It is a fact that the very long-lived Roman Republic has consistently played a surprisingly slight role in political theory and discussions about the nature of democracy, forms of government, and other matters, particularly when compared to the ermous attention paid to fifth-century BCE Athenian democracy. Fergus Millar re-opens the issue of how the Roman Republic was understood and used by political thinkers from the Ancient World to the present. Describing both the reality of the late Roman Republic and showing how its nature was distorted even by contemporary sources, he tracks its treatment (or absence) in political discourse from Thomas Aquinas, Machiavelli, Montesquieu, and Rousseau, and in debates surrounding the creation of the American constitution, particularly in the Federalist papers. In brief, clear prose, with quotations in English from important works, and ecomical use of endtes, he reinforces his unconventional thesis about the significance of direct democracy in the late Roman Republic. In the process, he also provides an unprecedented tour through 2000 years of Western political theory from the point of view of the Roman Republic, in general, and theories of direct democracy and the balance of power, in particular.

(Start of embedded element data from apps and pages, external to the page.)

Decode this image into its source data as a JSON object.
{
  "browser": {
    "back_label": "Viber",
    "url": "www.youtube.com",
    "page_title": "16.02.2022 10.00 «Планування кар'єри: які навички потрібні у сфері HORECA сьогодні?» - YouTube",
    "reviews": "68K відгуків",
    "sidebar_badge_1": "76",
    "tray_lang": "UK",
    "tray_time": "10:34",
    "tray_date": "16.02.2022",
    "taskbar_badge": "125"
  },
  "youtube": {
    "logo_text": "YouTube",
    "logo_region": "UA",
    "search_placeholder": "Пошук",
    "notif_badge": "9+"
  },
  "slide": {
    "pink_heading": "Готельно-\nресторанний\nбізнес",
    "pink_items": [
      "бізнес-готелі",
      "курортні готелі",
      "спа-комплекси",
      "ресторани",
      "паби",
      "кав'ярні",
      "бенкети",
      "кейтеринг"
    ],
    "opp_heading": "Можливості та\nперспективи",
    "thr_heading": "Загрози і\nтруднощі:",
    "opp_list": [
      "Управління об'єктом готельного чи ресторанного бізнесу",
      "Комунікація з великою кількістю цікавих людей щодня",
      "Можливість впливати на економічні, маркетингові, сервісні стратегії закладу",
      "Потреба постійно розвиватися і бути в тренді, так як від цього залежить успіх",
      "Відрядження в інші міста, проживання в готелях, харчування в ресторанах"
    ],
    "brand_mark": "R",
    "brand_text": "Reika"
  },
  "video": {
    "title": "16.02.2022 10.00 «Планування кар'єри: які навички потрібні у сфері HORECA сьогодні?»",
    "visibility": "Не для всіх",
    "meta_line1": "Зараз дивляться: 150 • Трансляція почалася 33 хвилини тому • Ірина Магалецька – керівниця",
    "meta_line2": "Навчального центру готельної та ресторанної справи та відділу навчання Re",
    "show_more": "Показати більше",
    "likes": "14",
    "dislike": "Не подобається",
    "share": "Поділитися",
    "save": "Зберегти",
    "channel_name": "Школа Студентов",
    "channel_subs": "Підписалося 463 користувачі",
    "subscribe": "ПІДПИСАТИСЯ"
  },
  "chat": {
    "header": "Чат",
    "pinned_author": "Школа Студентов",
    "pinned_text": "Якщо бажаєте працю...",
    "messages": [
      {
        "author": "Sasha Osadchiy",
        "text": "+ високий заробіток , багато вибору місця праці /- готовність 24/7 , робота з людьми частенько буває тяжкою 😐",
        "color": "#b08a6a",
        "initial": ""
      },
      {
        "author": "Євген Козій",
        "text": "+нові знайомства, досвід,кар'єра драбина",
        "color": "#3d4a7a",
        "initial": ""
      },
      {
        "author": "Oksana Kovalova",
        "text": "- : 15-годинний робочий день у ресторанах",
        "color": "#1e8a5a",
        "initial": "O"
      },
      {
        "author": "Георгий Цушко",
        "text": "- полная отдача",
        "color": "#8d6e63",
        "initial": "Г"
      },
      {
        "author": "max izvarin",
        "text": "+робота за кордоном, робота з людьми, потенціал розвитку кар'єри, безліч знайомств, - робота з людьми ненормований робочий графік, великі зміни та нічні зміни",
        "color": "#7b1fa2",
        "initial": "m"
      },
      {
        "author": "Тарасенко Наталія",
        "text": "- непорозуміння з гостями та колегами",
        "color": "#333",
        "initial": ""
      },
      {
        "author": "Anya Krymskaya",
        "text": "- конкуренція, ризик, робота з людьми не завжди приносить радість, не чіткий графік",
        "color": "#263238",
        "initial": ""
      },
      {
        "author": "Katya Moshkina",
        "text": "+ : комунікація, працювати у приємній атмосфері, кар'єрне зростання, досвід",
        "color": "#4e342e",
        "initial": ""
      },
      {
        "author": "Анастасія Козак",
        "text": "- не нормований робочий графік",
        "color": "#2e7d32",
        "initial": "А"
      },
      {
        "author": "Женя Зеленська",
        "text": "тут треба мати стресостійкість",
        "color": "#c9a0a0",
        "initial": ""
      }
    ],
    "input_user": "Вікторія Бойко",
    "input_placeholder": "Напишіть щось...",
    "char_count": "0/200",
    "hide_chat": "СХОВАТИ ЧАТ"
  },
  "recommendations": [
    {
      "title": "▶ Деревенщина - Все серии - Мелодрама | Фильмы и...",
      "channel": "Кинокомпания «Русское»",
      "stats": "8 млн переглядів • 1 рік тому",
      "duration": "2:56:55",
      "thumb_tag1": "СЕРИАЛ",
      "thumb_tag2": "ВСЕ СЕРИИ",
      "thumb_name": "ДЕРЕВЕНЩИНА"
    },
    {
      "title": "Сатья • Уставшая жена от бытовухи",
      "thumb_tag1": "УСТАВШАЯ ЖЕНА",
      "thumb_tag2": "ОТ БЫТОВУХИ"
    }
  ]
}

Fergus Millar is Camden Professor of Ancient History at Oxford. A leading scholar of the Roman Republic and Empire, his books include The Crowd in Rome in the Late Republic (1998), The Roman Near East, 31 BC AD 337 (1993), The Emperor in the Roman World, 31 BC AD 337 (second edition, 1992), and several edited collections.